Whenever "screenshot" appears in a line, please copy that line from the data.

Data for review section start

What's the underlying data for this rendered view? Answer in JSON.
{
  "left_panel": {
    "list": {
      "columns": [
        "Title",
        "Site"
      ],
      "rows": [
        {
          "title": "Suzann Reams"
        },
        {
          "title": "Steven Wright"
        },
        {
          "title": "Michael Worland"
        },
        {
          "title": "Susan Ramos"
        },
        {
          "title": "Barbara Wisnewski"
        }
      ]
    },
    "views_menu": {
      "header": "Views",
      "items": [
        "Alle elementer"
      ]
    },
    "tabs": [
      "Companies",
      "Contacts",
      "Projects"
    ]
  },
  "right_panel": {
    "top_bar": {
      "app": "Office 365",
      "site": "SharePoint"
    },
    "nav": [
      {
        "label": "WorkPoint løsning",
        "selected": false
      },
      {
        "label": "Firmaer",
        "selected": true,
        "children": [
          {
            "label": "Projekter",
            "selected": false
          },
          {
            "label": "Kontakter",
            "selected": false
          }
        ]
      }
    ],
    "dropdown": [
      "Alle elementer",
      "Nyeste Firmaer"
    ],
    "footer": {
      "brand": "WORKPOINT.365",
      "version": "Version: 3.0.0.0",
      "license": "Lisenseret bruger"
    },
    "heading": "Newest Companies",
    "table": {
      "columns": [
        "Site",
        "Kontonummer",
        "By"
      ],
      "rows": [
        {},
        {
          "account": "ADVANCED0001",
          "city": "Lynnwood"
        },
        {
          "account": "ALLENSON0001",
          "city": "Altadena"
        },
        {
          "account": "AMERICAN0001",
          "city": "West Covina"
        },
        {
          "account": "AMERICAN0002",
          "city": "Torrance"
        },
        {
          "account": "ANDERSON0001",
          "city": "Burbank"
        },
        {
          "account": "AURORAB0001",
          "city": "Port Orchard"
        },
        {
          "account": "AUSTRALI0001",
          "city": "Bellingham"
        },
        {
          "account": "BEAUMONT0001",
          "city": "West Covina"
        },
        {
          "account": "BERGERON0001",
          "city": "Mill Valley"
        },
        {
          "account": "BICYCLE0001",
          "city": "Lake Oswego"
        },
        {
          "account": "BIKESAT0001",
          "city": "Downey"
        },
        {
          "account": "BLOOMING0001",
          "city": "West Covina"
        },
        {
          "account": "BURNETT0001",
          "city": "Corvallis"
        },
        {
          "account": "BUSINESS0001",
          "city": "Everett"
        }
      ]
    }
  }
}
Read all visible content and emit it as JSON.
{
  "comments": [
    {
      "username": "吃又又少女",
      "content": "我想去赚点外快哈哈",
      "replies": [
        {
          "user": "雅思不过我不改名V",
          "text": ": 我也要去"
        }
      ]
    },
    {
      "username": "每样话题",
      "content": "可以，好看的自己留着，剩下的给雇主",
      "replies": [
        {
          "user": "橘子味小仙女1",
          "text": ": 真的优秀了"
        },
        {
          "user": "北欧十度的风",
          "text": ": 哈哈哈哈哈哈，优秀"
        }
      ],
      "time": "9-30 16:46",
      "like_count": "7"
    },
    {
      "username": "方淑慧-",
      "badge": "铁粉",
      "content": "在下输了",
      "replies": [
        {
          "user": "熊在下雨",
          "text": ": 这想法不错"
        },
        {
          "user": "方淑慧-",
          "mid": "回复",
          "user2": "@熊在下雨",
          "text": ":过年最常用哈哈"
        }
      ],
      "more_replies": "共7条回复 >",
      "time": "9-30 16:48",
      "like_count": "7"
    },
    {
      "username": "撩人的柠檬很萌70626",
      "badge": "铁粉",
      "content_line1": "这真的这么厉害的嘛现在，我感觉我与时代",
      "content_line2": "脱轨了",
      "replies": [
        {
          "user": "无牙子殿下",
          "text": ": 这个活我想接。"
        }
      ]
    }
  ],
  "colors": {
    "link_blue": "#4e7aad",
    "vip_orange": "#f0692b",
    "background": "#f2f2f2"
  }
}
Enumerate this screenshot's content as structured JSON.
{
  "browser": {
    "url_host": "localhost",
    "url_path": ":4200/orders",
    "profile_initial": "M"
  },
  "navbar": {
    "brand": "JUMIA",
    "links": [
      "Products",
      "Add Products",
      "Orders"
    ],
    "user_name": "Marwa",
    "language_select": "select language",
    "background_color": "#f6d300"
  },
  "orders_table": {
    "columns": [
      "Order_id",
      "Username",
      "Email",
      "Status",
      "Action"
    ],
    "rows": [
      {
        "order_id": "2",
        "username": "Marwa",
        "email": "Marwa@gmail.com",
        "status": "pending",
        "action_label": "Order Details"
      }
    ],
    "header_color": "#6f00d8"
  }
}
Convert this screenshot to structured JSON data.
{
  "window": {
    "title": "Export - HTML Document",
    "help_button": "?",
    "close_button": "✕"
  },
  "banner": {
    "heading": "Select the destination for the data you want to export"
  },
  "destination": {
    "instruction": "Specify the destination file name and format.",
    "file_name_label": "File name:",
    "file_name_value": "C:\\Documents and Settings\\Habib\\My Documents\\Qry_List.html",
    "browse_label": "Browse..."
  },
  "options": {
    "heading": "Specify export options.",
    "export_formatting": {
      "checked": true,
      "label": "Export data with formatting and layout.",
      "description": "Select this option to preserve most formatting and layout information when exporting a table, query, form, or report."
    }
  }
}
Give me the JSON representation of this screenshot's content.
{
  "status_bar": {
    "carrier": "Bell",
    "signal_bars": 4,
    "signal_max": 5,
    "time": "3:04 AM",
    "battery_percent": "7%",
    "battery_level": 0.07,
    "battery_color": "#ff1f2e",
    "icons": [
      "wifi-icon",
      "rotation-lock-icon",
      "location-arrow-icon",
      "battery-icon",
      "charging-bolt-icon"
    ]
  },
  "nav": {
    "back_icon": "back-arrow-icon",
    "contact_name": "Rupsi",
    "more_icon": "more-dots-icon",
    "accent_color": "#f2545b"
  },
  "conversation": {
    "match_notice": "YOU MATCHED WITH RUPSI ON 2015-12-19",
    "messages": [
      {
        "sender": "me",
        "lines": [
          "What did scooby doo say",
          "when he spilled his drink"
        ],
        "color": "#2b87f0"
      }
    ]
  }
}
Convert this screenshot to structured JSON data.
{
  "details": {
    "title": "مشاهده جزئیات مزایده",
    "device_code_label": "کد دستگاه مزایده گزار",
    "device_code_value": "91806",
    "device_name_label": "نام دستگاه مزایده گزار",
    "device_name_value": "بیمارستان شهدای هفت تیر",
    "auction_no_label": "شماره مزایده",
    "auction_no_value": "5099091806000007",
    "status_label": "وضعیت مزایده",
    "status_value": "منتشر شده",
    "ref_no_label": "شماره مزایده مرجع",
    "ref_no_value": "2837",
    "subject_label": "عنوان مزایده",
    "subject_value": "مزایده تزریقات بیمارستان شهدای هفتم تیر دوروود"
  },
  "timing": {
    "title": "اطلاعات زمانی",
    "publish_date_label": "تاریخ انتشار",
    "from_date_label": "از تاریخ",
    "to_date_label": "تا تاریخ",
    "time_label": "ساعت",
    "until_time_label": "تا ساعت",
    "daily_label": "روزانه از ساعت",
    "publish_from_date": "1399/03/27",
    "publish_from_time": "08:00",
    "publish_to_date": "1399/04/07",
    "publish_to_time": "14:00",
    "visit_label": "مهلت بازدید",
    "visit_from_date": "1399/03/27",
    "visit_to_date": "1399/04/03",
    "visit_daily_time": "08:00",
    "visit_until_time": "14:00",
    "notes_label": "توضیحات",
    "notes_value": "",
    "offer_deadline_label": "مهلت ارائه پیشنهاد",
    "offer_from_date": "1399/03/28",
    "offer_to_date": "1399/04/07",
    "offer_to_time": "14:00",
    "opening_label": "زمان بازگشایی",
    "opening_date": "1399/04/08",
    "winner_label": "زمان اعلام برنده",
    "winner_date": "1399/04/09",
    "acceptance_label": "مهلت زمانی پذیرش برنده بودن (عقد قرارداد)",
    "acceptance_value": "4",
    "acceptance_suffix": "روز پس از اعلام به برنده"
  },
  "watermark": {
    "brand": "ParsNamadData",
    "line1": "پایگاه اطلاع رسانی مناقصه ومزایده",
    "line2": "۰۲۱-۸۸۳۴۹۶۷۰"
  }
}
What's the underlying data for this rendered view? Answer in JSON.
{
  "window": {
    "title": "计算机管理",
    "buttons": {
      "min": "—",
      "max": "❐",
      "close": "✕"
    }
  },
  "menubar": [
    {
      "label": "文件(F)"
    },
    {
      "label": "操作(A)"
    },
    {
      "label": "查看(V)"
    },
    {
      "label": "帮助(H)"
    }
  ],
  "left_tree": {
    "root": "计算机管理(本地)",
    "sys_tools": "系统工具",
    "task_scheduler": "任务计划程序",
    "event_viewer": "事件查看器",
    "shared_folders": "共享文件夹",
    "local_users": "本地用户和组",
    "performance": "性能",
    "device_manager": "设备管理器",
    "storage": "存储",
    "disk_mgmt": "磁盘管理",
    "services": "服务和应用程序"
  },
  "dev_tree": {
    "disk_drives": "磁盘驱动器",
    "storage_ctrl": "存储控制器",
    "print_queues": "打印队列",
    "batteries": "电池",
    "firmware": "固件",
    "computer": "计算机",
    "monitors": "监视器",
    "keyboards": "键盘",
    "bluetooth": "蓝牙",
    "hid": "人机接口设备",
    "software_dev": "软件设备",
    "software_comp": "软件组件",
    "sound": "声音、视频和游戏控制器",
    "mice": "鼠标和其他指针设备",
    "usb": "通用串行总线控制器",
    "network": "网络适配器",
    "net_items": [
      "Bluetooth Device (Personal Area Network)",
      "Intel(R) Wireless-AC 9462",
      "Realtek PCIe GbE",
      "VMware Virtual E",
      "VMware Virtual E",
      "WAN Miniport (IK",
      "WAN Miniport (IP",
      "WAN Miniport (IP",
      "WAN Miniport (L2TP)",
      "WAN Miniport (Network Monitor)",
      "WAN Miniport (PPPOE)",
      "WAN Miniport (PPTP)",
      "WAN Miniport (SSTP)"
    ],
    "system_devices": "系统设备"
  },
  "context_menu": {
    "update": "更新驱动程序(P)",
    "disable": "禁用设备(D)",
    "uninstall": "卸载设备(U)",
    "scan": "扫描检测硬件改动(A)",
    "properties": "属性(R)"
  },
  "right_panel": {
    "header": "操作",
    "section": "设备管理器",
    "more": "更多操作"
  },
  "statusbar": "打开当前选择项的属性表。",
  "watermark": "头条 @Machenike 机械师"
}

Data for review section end

### Task solution
Enumerate this screenshot's content as structured JSON.
Convert this screenshot to structured JSON data.
Give me the JSON representation of this screenshot's content.
Convert this screenshot to structured JSON data.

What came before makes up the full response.